Man and womanAs they say, the machine is only as good as the operator, and this one requires the perfect harmony of two. "It's been thirteen years now and we're still getting better, it's a long, slow process. It’s much slower than learning to ride a bike by yourself. The main challenge is really finding the time to have the same two people riding together for a long enough period to develop the skills as a team." – JacksonMuch like a pillion on a motorbike, Rose (the stoker) can greatly affect the balance of the bike, so needs to maintain a neutral position by anticipating Jackson’s moves to perfectly time pumps, absorb impacts, and pop for jumps. Jackson’s biggest challenge is shoulder strength to support the loading. Fortunately, his body has fared better than the stack of “tested” parts piled up in the garage behind him: folded rims, bent forks, cooked brakes, the list goes on.
How does it feel?“You still get all the same sensations you get on a normal bike, but you get them in different ratios. You can plough through chunder faster, before it starts to feel rough and when you’re in the air it feels so stable, like you could ride out even the ugliest landings. But it’s not all pretty, you know that feeling when you bottom out and it just feels bad for the bike? That happens a lot.” - Jackson


You would think they’re the only ones crazy enough to do this, right? Well, you would be wrong. They recently visited Spain to race against fellow tandem downhillers David and Fabi. Things were looking positive for this face-off; Jackson had recently finished building ‘Derek’ the full blown downhill tandem. All 31 kilograms of bike was ready to dual, but racing rarely meets expectations, and their plans of a victory were derailed by a broken derailleur. Not content with Europe beating them, they crossed the border to tackle the Megavalanche. Nothing quite says skill and confidence (cough, crazy) like overtaking bikes at warp speed on snow and singletrack, high in the French Alps, on a tandem. One hour and eight minutes of torture later, they crossed the finish line ahead of three-quarters of the event’s 1600 competitors, and in doing so became the first tandem to enter and finish the event.
Back homeWhich brings me to how I met this couple: watching them tackle the steep dusty chutes of a Gravity Canterbury downhill race at Christchurch’s Victoria Park. They were riding sections faster than some solo riders, at which point I wasn’t sure if I was in awe of their abilities or questioning their sanity. Truth be said, they just love to shred, and outside of tandems they could be your typical family: Mum the nurse, Dad the business analyst, and two kids.
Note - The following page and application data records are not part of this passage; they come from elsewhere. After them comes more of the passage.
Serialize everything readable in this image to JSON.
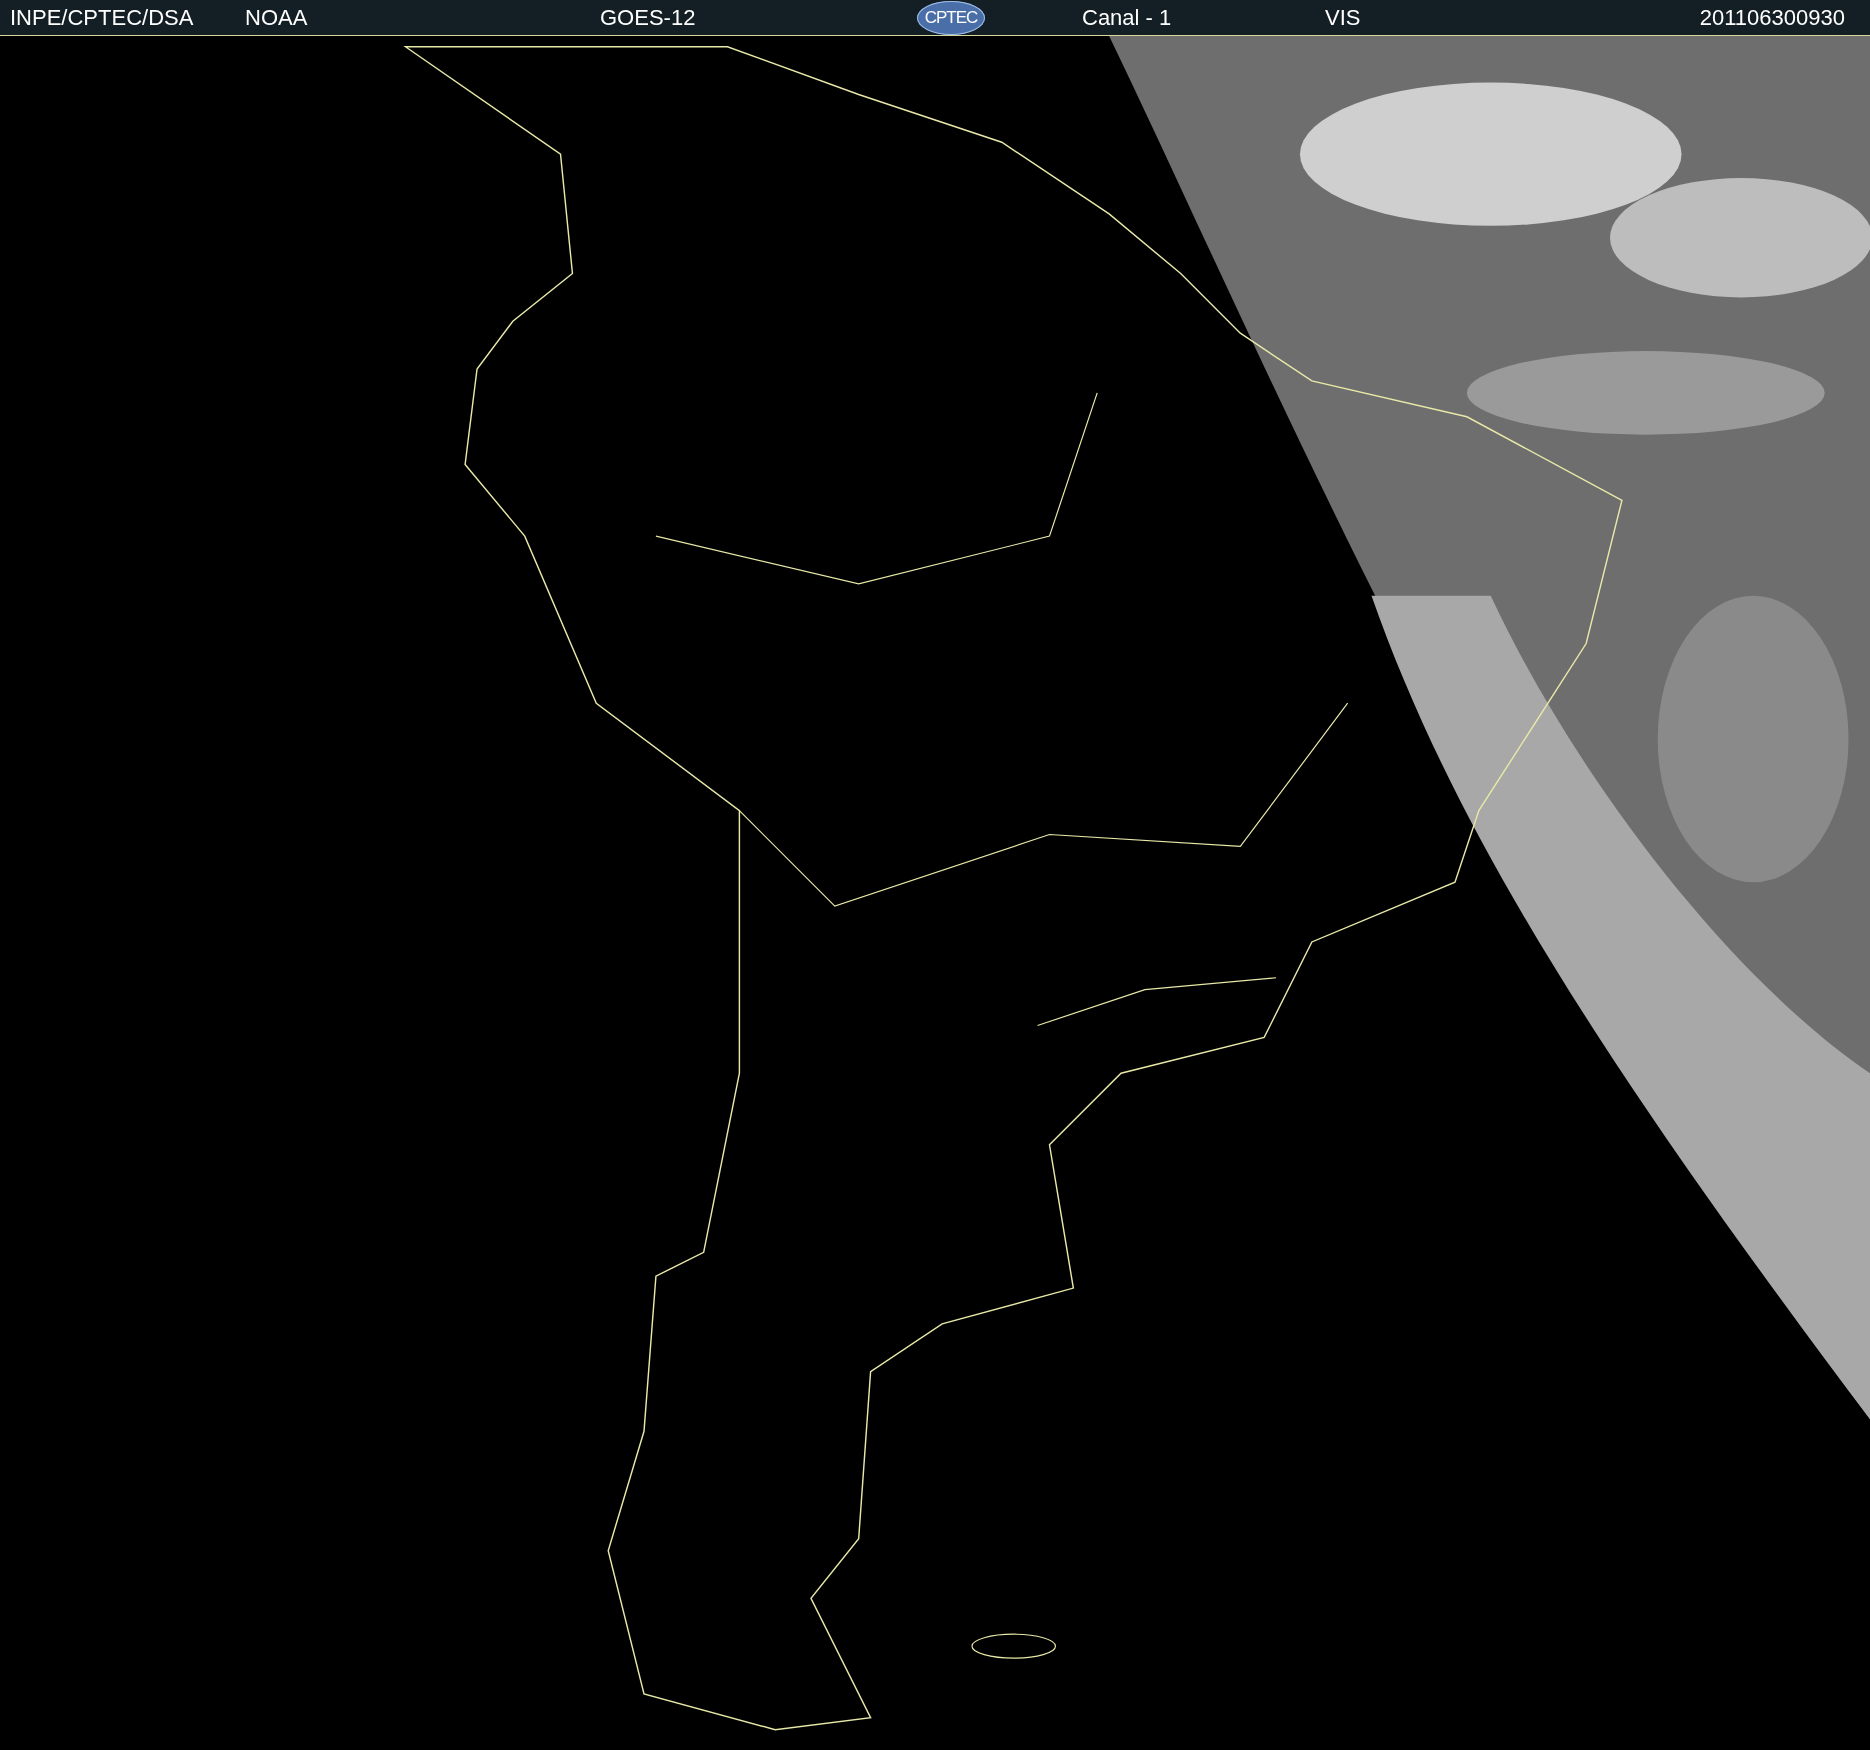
{
  "header": {
    "source": "INPE/CPTEC/DSA",
    "agency": "NOAA",
    "satellite": "GOES-12",
    "logo_text": "CPTEC",
    "channel": "Canal - 1",
    "band": "VIS",
    "timestamp": "201106300930"
  }
}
The FutureMore riding and racing, of course! Crankworx Rotorua Enduro & Downhill, MTBNZ national series and local Christchurch events are all lined up for the duo this season, and as you’ve learnt by now, Jackson is never content with the status (bike) quo – the next one? “Something that can take big g-outs, and flick between corners without bending too much.” Possible solution? “An MX Fork and more Carbon Fibre.”
Ready to convince your better half to ride one with you? No, me neither.
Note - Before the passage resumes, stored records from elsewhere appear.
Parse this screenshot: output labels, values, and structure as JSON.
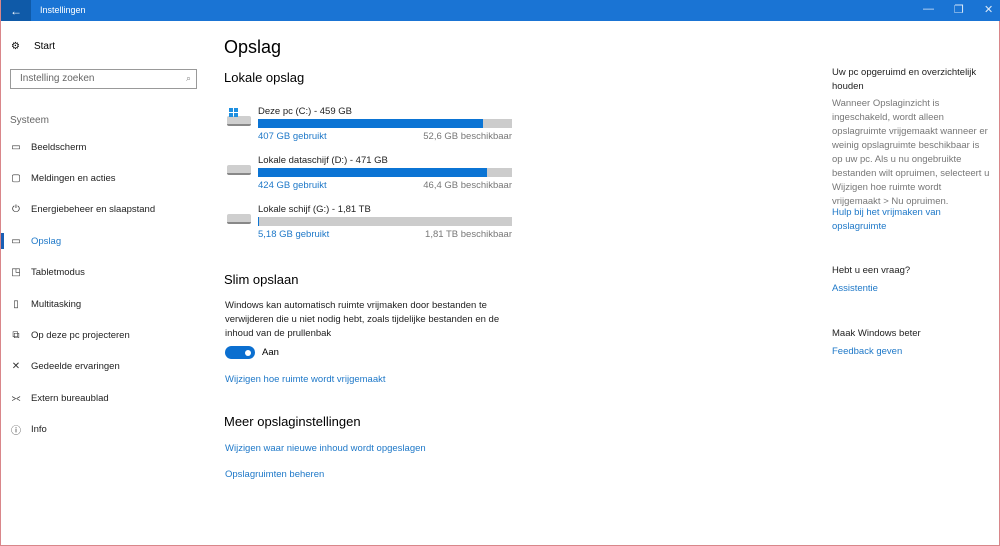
{
  "window": {
    "title": "Instellingen",
    "back": "←",
    "minimize": "—",
    "maximize": "❐",
    "close": "✕"
  },
  "sidebar": {
    "start": "Start",
    "search_placeholder": "Instelling zoeken",
    "section": "Systeem",
    "items": [
      {
        "label": "Beeldscherm",
        "icon": "monitor-icon",
        "glyph": "▭"
      },
      {
        "label": "Meldingen en acties",
        "icon": "notification-icon",
        "glyph": "▢"
      },
      {
        "label": "Energiebeheer en slaapstand",
        "icon": "power-icon",
        "glyph": "⏻"
      },
      {
        "label": "Opslag",
        "icon": "storage-icon",
        "glyph": "▭",
        "active": true
      },
      {
        "label": "Tabletmodus",
        "icon": "tablet-icon",
        "glyph": "◳"
      },
      {
        "label": "Multitasking",
        "icon": "multitasking-icon",
        "glyph": "▯"
      },
      {
        "label": "Op deze pc projecteren",
        "icon": "project-icon",
        "glyph": "⧉"
      },
      {
        "label": "Gedeelde ervaringen",
        "icon": "shared-icon",
        "glyph": "✕"
      },
      {
        "label": "Extern bureaublad",
        "icon": "remote-desktop-icon",
        "glyph": "⪥"
      },
      {
        "label": "Info",
        "icon": "info-icon",
        "glyph": "ⓘ"
      }
    ]
  },
  "main": {
    "title": "Opslag",
    "local_heading": "Lokale opslag",
    "drives": [
      {
        "name": "Deze pc (C:) - 459 GB",
        "used": "407 GB gebruikt",
        "free": "52,6 GB beschikbaar",
        "fraction_used": 0.887,
        "windows": true
      },
      {
        "name": "Lokale dataschijf (D:) - 471 GB",
        "used": "424 GB gebruikt",
        "free": "46,4 GB beschikbaar",
        "fraction_used": 0.9,
        "windows": false
      },
      {
        "name": "Lokale schijf (G:) - 1,81 TB",
        "used": "5,18 GB gebruikt",
        "free": "1,81 TB beschikbaar",
        "fraction_used": 0.003,
        "windows": false
      }
    ],
    "smart_heading": "Slim opslaan",
    "smart_text": "Windows kan automatisch ruimte vrijmaken door bestanden te verwijderen die u niet nodig hebt, zoals tijdelijke bestanden en de inhoud van de prullenbak",
    "toggle_label": "Aan",
    "toggle_on": true,
    "smart_link": "Wijzigen hoe ruimte wordt vrijgemaakt",
    "more_heading": "Meer opslaginstellingen",
    "more_links": [
      "Wijzigen waar nieuwe inhoud wordt opgeslagen",
      "Opslagruimten beheren"
    ]
  },
  "right": {
    "tidy_heading": "Uw pc opgeruimd en overzichtelijk houden",
    "tidy_text": "Wanneer Opslaginzicht is ingeschakeld, wordt alleen opslagruimte vrijgemaakt wanneer er weinig opslagruimte beschikbaar is op uw pc. Als u nu ongebruikte bestanden wilt opruimen, selecteert u Wijzigen hoe ruimte wordt vrijgemaakt > Nu opruimen.",
    "tidy_link": "Hulp bij het vrijmaken van opslagruimte",
    "question_heading": "Hebt u een vraag?",
    "question_link": "Assistentie",
    "better_heading": "Maak Windows beter",
    "better_link": "Feedback geven"
  }
}
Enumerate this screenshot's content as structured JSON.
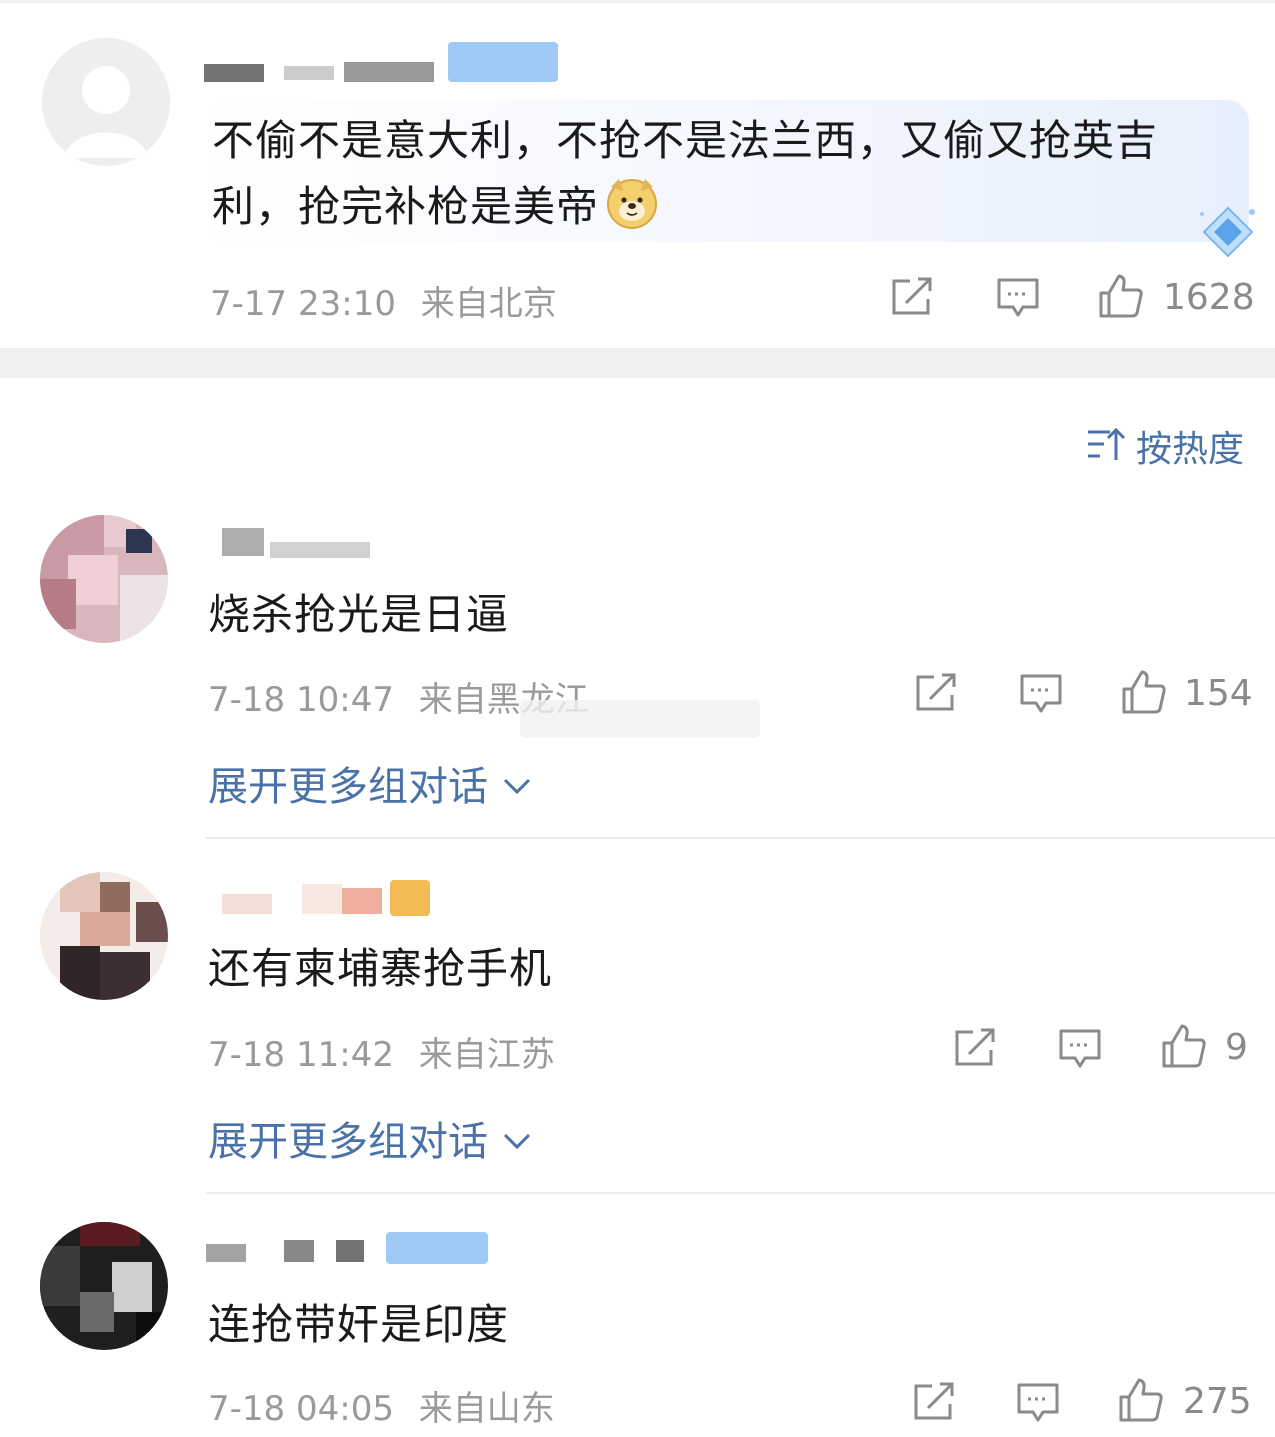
{
  "sort": {
    "label": "按热度"
  },
  "top_comment": {
    "text_line1": "不偷不是意大利，不抢不是法兰西，又偷又抢英吉",
    "text_line2": "利，抢完补枪是美帝",
    "emoji": "doge-emoji",
    "date": "7-17 23:10",
    "location": "来自北京",
    "likes": "1628"
  },
  "comments": [
    {
      "text": "烧杀抢光是日逼",
      "date": "7-18 10:47",
      "location": "来自黑龙江",
      "likes": "154",
      "expand_label": "展开更多组对话"
    },
    {
      "text": "还有柬埔寨抢手机",
      "date": "7-18 11:42",
      "location": "来自江苏",
      "likes": "9",
      "expand_label": "展开更多组对话"
    },
    {
      "text": "连抢带奸是印度",
      "date": "7-18 04:05",
      "location": "来自山东",
      "likes": "275"
    }
  ],
  "colors": {
    "accent": "#4a72a8",
    "meta": "#9a9a9a",
    "band": "#efefef"
  }
}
You can follow more of Jackson & Rose's tandem antics @tandemdhnz

Words, Photography & Video by: